To test your web browser's security, visit scanit's browser security test website.
These are not little sugary biscuits.
When discussing the Internet or computers, the term "cookies" refers to a small file placed by a website that you visit to remember information about you for the next time you visit.
Each cookie can only be accessed by the web site that put it there, so it is relatively secure.
But what that web site does with any information it gathers on you or your browsing habits is subject to their own policies regarding privacy and marketing.
There is another term, "Third-party", which a web site will use to mean that they share information they get from your with other people.
Most web browsers have the ability to manage whether cookies are stored on your computer.
Get Net Wise has excellent information on protecting your privacy.
Adware, or Spyware, is a term used to mean little programs that a website will upload to your computer to run quietly in the background usually without your knowledge, to gather and report information about you and your web browsing habits.
These are a little more insidious than cookies in that cookies are passive storage files, while spyware actively tracks your activities and sends reports to a web source that you may not necessarily be visiting at the time.
Ad-Aware is a program written by Lavasoft that can scan your computer hard drive for known spyware programs and remove them.
There are several different versions at varying prices, but the free version is quite sufficient.
When you enter personal information onto a web page and click that "Submit" button, that information is transmitted across the Internet to the host computer.
During that transit, however, that information is generally open for anyone to see, who cares to look.
It is not unlike driving on the freeway and noticing another driver's activities (talking on the cell phone, rocking to some music, etc).
Admittedly, there is some information that is particularly personal, like a credit card number or a password, which would spell bad news if it got into the wrong hands.
But there are ways to encrypt such personal information to make it more difficult to read (like tinting your car windows).
Encryption, however, is not something you have to add to your computer.
Any responsible website asking for personal information to be submitted will have a secure encryption certificate to protect you.
You can recognize when you are at such a web site in two ways.
First, the web address will be different.
Instead of "http://", a secure website will read "https://".

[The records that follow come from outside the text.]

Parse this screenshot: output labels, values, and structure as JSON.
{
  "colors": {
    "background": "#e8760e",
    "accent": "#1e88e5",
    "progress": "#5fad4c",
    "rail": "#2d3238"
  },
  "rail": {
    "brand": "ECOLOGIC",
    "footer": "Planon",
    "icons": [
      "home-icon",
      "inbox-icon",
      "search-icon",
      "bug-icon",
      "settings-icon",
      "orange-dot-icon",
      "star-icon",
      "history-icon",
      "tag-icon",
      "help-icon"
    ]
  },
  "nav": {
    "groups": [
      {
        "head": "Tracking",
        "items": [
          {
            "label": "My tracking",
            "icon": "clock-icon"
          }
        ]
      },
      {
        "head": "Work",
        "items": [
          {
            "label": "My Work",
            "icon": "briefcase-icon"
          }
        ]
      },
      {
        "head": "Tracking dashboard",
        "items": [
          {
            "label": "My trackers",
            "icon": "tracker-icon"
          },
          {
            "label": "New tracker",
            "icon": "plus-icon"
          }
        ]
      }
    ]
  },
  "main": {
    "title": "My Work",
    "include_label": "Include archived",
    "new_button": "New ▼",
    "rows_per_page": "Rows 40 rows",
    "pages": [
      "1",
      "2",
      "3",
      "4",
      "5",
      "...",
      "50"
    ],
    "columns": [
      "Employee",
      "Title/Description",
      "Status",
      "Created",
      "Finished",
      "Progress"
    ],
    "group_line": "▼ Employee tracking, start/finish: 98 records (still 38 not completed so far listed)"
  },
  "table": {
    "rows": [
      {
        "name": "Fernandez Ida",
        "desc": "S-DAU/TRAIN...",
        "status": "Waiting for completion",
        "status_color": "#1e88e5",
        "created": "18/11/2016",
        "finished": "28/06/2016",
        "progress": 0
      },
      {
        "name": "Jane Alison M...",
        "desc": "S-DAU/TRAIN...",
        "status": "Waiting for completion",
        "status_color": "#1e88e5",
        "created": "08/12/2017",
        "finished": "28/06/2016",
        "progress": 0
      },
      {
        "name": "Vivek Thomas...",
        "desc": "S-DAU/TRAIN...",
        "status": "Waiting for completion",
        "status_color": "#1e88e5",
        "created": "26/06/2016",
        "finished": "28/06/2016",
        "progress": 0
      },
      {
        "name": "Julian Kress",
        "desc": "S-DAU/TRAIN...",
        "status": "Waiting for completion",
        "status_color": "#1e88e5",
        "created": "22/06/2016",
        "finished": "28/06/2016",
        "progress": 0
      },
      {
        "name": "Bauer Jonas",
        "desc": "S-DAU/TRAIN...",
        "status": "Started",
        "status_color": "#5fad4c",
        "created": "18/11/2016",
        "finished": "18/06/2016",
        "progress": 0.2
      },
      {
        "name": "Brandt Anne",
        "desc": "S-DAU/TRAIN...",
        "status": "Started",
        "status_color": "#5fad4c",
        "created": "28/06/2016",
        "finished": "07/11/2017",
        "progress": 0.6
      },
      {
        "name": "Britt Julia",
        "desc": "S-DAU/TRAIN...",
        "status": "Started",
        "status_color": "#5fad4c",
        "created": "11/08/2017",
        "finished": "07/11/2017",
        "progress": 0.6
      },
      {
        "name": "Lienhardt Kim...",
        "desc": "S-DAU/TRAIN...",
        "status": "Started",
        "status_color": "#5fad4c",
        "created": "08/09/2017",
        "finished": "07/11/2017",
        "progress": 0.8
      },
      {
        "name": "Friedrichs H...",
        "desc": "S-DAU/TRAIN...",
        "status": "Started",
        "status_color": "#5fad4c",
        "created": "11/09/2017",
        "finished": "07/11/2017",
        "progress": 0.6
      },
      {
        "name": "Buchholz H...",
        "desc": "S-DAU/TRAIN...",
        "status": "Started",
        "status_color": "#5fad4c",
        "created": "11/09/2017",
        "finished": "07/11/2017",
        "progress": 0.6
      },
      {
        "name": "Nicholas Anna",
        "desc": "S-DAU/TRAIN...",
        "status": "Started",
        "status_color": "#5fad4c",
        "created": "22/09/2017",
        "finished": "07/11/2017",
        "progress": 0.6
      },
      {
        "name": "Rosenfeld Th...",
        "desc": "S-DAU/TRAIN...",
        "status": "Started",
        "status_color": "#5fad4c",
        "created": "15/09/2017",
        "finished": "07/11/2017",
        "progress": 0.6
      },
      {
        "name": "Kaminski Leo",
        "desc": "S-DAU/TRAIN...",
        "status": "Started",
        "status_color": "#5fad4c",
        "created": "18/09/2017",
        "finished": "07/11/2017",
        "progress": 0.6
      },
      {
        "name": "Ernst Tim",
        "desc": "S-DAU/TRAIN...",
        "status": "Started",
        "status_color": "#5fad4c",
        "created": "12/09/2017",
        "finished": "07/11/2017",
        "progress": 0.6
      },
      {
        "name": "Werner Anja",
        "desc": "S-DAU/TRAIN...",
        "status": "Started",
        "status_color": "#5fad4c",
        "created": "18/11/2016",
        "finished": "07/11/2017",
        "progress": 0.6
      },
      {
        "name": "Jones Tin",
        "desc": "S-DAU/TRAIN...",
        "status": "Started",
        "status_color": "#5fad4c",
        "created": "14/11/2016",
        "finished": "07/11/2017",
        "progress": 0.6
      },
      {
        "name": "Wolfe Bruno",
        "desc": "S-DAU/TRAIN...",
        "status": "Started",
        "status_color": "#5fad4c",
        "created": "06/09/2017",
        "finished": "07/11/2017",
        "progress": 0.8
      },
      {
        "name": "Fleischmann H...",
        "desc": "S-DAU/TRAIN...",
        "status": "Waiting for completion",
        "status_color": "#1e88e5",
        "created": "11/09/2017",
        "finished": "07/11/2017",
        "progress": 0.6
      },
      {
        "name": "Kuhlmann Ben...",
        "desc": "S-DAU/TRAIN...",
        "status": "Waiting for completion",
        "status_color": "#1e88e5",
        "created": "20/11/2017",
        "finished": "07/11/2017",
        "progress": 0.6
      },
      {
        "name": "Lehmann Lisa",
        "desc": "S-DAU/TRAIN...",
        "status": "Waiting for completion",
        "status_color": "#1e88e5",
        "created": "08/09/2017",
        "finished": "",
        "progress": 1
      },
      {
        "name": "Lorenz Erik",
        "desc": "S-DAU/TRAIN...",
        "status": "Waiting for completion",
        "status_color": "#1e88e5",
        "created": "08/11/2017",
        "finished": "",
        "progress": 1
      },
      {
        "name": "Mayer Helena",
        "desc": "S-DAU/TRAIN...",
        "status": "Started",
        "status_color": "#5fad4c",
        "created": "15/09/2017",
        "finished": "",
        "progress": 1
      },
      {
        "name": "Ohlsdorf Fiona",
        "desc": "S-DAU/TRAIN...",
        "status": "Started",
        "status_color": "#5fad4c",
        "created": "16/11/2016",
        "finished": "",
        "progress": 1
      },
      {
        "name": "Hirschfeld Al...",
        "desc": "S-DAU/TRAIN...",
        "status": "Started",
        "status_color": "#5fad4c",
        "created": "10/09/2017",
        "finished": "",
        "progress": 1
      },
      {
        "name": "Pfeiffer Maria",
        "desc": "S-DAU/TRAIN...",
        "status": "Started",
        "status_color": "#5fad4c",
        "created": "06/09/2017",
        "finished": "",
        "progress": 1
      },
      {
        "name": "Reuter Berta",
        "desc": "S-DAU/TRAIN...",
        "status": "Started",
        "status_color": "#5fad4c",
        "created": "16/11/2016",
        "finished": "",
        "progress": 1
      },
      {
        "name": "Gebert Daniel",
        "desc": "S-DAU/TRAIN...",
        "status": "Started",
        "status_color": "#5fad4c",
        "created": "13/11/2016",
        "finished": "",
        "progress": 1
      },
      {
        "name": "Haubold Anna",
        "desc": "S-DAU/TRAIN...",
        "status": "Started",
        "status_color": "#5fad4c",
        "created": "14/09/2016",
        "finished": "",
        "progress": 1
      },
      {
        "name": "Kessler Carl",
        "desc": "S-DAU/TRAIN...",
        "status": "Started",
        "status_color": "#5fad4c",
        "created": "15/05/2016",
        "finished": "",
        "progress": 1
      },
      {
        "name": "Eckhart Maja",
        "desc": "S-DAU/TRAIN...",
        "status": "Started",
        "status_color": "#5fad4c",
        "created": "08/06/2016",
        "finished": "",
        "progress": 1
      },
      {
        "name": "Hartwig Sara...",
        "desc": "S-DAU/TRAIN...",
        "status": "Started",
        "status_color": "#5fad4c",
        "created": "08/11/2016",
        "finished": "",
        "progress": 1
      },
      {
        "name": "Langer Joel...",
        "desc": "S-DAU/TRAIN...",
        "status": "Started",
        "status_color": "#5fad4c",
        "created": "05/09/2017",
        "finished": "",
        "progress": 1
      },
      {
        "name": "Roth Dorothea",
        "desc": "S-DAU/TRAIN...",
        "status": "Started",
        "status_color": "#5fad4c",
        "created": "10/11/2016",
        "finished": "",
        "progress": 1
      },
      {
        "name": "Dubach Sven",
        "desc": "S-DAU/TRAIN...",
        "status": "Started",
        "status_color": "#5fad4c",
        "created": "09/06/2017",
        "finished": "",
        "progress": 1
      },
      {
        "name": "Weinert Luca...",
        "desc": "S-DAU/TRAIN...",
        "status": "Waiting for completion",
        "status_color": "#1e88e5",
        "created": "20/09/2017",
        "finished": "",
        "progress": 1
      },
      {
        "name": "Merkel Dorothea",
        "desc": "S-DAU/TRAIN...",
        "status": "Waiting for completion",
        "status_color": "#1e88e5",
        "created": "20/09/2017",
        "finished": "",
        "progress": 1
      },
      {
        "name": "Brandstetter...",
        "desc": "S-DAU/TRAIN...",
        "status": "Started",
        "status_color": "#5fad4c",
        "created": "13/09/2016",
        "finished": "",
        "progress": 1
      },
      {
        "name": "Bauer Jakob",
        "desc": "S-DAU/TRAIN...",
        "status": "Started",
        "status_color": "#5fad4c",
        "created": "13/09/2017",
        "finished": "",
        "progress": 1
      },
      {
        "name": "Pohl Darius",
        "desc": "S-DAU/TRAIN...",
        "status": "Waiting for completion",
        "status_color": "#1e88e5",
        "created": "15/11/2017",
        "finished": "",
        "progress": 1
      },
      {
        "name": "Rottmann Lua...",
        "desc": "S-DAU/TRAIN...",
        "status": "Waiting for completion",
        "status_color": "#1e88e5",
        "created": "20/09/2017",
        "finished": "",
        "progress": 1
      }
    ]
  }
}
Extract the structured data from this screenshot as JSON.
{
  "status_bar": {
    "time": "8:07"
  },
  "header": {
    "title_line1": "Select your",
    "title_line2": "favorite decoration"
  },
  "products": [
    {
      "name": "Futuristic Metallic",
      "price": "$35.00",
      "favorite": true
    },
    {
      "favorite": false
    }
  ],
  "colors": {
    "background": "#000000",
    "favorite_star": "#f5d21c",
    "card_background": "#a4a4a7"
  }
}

Your web browser will also display a little padlock icon across the bottom to signify that you are residing at a secured web site.
Watch for these signs before you enter personal information at any web site.
Federal law requires business to disclose their policies regarding their use of your personal information.
It is worth your while to review any terms of service policy posted on the website of any business with which you maintain a relationship.
In particular, look for mentions regarding whether or not a business with share your information with any "third-parties".
Many businesses will allow you to "opt-in" or "opt-out" of any programs in which a business will share personal information with the intent of having a third party contact you to sell you something.
Opt-in means that you must choose to allow your information to be shared, opt-out means that you have to tell the business to not share your information.
Though companies attempt to show that they are being upfront about including you in such programs, read any options on web forms carefully.
They could be worded in such a way you may be signing up for something that sounded like you really didn't.
And, by the way, we at Internet Montana take your privacy seriously.
We will not give out or sell our customers' information.
And, our incoming and outgoing mail servers are all in one, so emails from one IMT user to another does not travel the Internet and are secure.
Check out our Acceptable Use Policy for details.
Digital Privacy |
Internet for Families |
Spotting Hoaxes |
Computer Viruses |